Matthew J Lee/Globe staff

20. MARCH 16 / Quincy — Norwood High had had an undefeated season coming into this game and Whitman-Hanson had never advanced to a semifinal. Since it was a close game, the emotions were magnified. As Norwood players celebrated their victory, I tried to position myself to capture the emotion of winning and dejection of losing. I was fortunate to have a player from Whitman-Hanson walk through my viewfinder to complete my task. -Matthew J. Lee



Carlin Stiehl for The Boston Globe

21. NOVEMBER 18 / Cambridge — I set off to photograph a pair of students who were attempting to get Harvard University to adopt the turkey as its new mascot. If you’re a photographer, then you’ve probably had a thought like, If only this would happen, it would really make the photo. Well, for me, it was when a student passing by shouted “Turkeys!” pointing at the mascots, and then “Turkey!” pointing at this real turkey. -Carlin Stiehl

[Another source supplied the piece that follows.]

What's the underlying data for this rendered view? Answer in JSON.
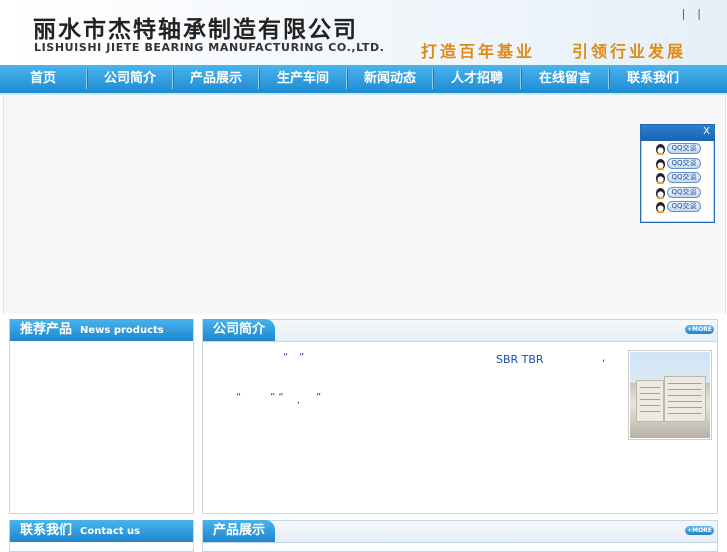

Pat Greenhouse/Globe Staff

22. JUNE 28 / Boston — It was the annual Senior LGBTQ+ Pride luncheon. While people ate, I roamed through the lobby exhibit waiting for something to photograph. Hearing the DJ cue up his music, I rushed back into the function room. I started shooting from the periphery and then moved carefully, stealth-like, into the fray, trying to avoid arms jerking to the blasting sounds. While I tried to get a cross section of the dance moves, I kept coming back to the stylings of Cassandra Cato-Louis. Other dancers seemed to appreciate her talent. With the flowing pride dress and glasses, her attitude screamed “enjoying life” and “happy to be here!” -Pat Greenhouse



Jessica Rinaldi/Globe Staff

23. AUGUST 15 / Carlisle — I always love assignments for stories by Billy Baker because it usually means there’s going to be some sort of wild adventure involved. In this case, said adventure was recreational tree climbing, something Billy had attempted but failed to do — succumbing to fear of heights. A writer can use that sort of vulnerability to their advantage to write a great story, but a photographer doesn’t really have that option. Either you climb the tree or you don’t have any photos. I had a blast climbing with Andrew Joslin and his crew and when I got down I could see how high up we had been. -Jessica Rinaldi